What is more interesting, though, is the extent to which the use of eminent domain has become common place in the commercial real estate development business. With the backlash that has come from Kelo, however, the article goes on to point out the delicate situation that developers and government officials find themselves in:
Using eminent domain for private projects has long been a divisive issue, but never more so since the Supreme Court upheld the right of officials in New London, Conn., to condemn homes and businesses to increase the tax base of one of the state’s poorest cities.
That decision, coupled with reports of abuses in places like the predominantly African-American community of Riviera Beach, Fla., where plans called for replacing thousands of homes with upscale condos, has prompted a onslaught of legislation, both federal and state.
In other words, when Kelo was handed down, ordinary Americans began to realize what was happening and what could happen to their property.
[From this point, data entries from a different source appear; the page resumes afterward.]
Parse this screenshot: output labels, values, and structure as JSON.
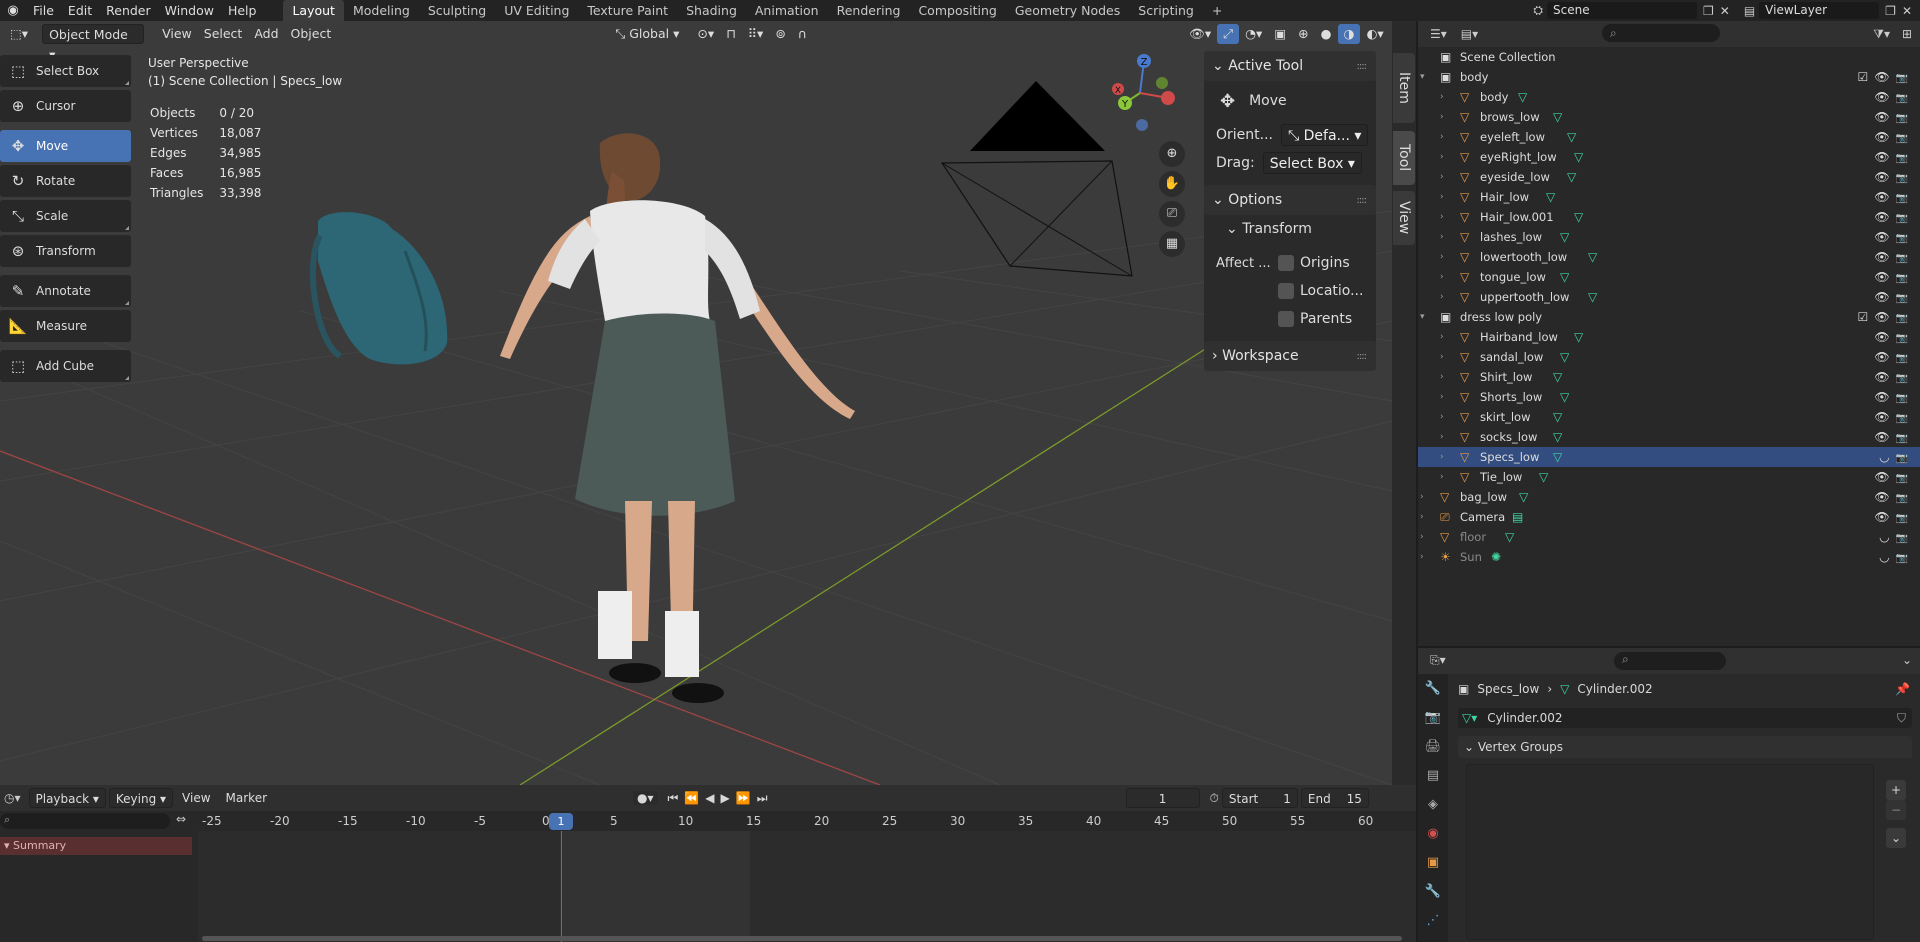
{
  "menus": [
    "File",
    "Edit",
    "Render",
    "Window",
    "Help"
  ],
  "workspaces": [
    "Layout",
    "Modeling",
    "Sculpting",
    "UV Editing",
    "Texture Paint",
    "Shading",
    "Animation",
    "Rendering",
    "Compositing",
    "Geometry Nodes",
    "Scripting",
    "+"
  ],
  "scene_name": "Scene",
  "view_layer": "ViewLayer",
  "viewport": {
    "mode": "Object Mode",
    "menus": [
      "View",
      "Select",
      "Add",
      "Object"
    ],
    "transform_orientation": "Global",
    "view_name": "User Perspective",
    "collection_info": "(1) Scene Collection | Specs_low",
    "stats": [
      {
        "label": "Objects",
        "value": "0 / 20"
      },
      {
        "label": "Vertices",
        "value": "18,087"
      },
      {
        "label": "Edges",
        "value": "34,985"
      },
      {
        "label": "Faces",
        "value": "16,985"
      },
      {
        "label": "Triangles",
        "value": "33,398"
      }
    ],
    "tools": [
      "Select Box",
      "Cursor",
      "Move",
      "Rotate",
      "Scale",
      "Transform",
      "Annotate",
      "Measure",
      "Add Cube"
    ],
    "active_tool": "Move"
  },
  "npanel": {
    "active_tool_label": "Active Tool",
    "tool_name": "Move",
    "orient_label": "Orient...",
    "orient_value": "Defa...",
    "drag_label": "Drag:",
    "drag_value": "Select Box",
    "options_label": "Options",
    "transform_label": "Transform",
    "affect_label": "Affect ...",
    "affect_opts": [
      "Origins",
      "Locatio...",
      "Parents"
    ],
    "workspace_label": "Workspace",
    "tabs": [
      "Item",
      "Tool",
      "View"
    ]
  },
  "outliner": {
    "search_placeholder": "",
    "root": "Scene Collection",
    "rows": [
      {
        "name": "body",
        "type": "collection",
        "indent": 1
      },
      {
        "name": "body",
        "type": "mesh",
        "indent": 2
      },
      {
        "name": "brows_low",
        "type": "mesh",
        "indent": 2
      },
      {
        "name": "eyeleft_low",
        "type": "mesh",
        "indent": 2
      },
      {
        "name": "eyeRight_low",
        "type": "mesh",
        "indent": 2
      },
      {
        "name": "eyeside_low",
        "type": "mesh",
        "indent": 2
      },
      {
        "name": "Hair_low",
        "type": "mesh",
        "indent": 2
      },
      {
        "name": "Hair_low.001",
        "type": "mesh",
        "indent": 2
      },
      {
        "name": "lashes_low",
        "type": "mesh",
        "indent": 2
      },
      {
        "name": "lowertooth_low",
        "type": "mesh",
        "indent": 2
      },
      {
        "name": "tongue_low",
        "type": "mesh",
        "indent": 2
      },
      {
        "name": "uppertooth_low",
        "type": "mesh",
        "indent": 2
      },
      {
        "name": "dress low poly",
        "type": "collection",
        "indent": 1
      },
      {
        "name": "Hairband_low",
        "type": "mesh",
        "indent": 2
      },
      {
        "name": "sandal_low",
        "type": "mesh",
        "indent": 2
      },
      {
        "name": "Shirt_low",
        "type": "mesh",
        "indent": 2
      },
      {
        "name": "Shorts_low",
        "type": "mesh",
        "indent": 2
      },
      {
        "name": "skirt_low",
        "type": "mesh",
        "indent": 2
      },
      {
        "name": "socks_low",
        "type": "mesh",
        "indent": 2
      },
      {
        "name": "Specs_low",
        "type": "mesh",
        "indent": 2,
        "selected": true
      },
      {
        "name": "Tie_low",
        "type": "mesh",
        "indent": 2
      },
      {
        "name": "bag_low",
        "type": "mesh",
        "indent": 1
      },
      {
        "name": "Camera",
        "type": "camera",
        "indent": 1
      },
      {
        "name": "floor",
        "type": "mesh",
        "indent": 1,
        "dim": true
      },
      {
        "name": "Sun",
        "type": "light",
        "indent": 1,
        "dim": true
      }
    ]
  },
  "properties": {
    "breadcrumb_object": "Specs_low",
    "breadcrumb_data": "Cylinder.002",
    "data_name": "Cylinder.002",
    "section": "Vertex Groups"
  },
  "timeline": {
    "menus": [
      "Playback",
      "Keying",
      "View",
      "Marker"
    ],
    "current_frame": "1",
    "start_label": "Start",
    "start": "1",
    "end_label": "End",
    "end": "15",
    "ruler": [
      "-25",
      "-20",
      "-15",
      "-10",
      "-5",
      "0",
      "5",
      "10",
      "15",
      "20",
      "25",
      "30",
      "35",
      "40",
      "45",
      "50",
      "55",
      "60"
    ],
    "summary_label": "Summary"
  }
}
They responded by pressuring their elected representatives to do something about it:
In November, the House of Representatives approved a bill by F. James Sensenbrenner Jr., Republican of Wisconsin, that would penalize government agencies for using condemnation powers for private projects by denying them economic development funds for two years. Legislation has been introduced in 27 states, and more is coming, said Larry Morandi, the director of the environment, energy and transportation program of the National Conference of State Legislatures
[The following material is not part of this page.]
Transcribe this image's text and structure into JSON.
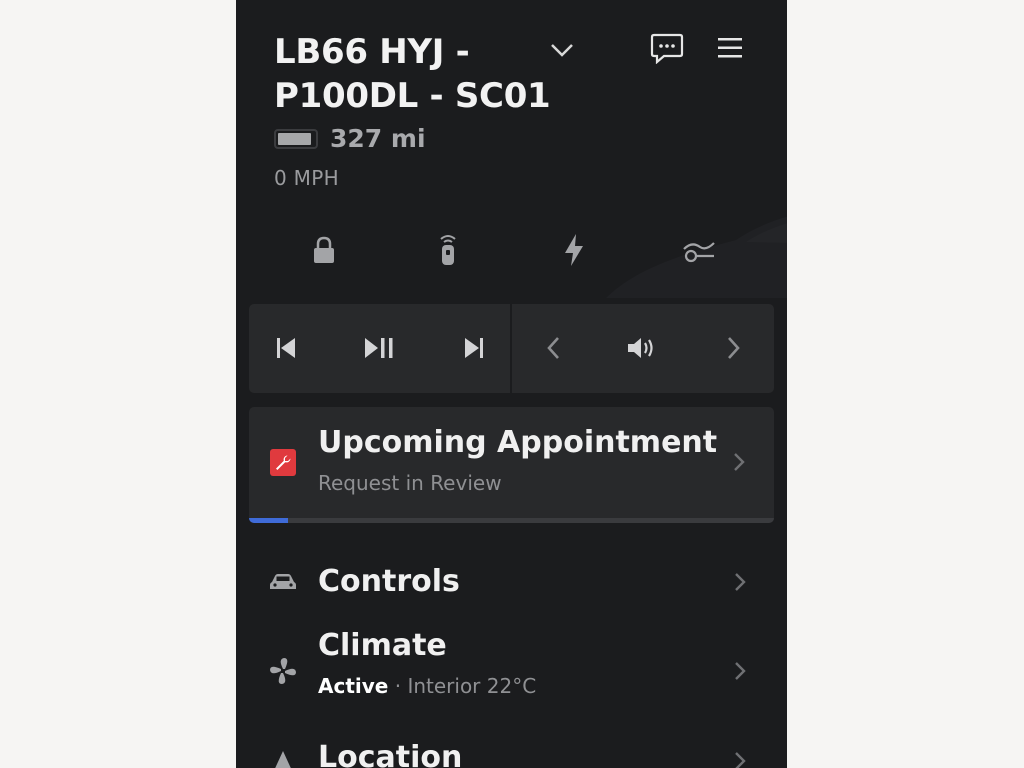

That hasn’t stopped them from trying to justify what they’ve done, of course:
But around the country, developers and city officials say weakening or destroying the power to condemn property will seriously undermine efforts to rehabilitate decaying cities and might even hinder the rebuilding of New Orleans. Without eminent domain, the Inner Harbor, which played an essential role in Baltimore’s success in building its tourist industry, could not have been redeveloped, said Ralph S. Tyler, the city solicitor.
The fact that you stole someone’s property to do it doesn’t matter does it ? Apparently not.
One business group that has opposed restrictions on eminent domain is the Partnership for New York City, whose members include most of the city’s top developers. Kathryn S. Wylde, the president and chief executive of the group, said her members opposed any efforts to alter condemnation procedures through federal or state legislation. “When you add restrictions on development, you are never quite sure what the results are going to be,” she said. “We want to avoid political reaction to an issue that adds more problems and obstacles to economic growth.”
Hmmm, and when you create a legal environment where people’s property can be taken away from them on the whim of a government official who happens to be in the pocket of a big developer what kind of result will that create Ms. Wylde ?
If one thing is clear from this article it is that these commercial developers have become dependent upon the government to get them the land they need to build their projects, and politicans have become dependent on campaign contributions from the developers. The end result is a world where your property isn’t really yours anymore.
Cross-Posted at Below The Beltway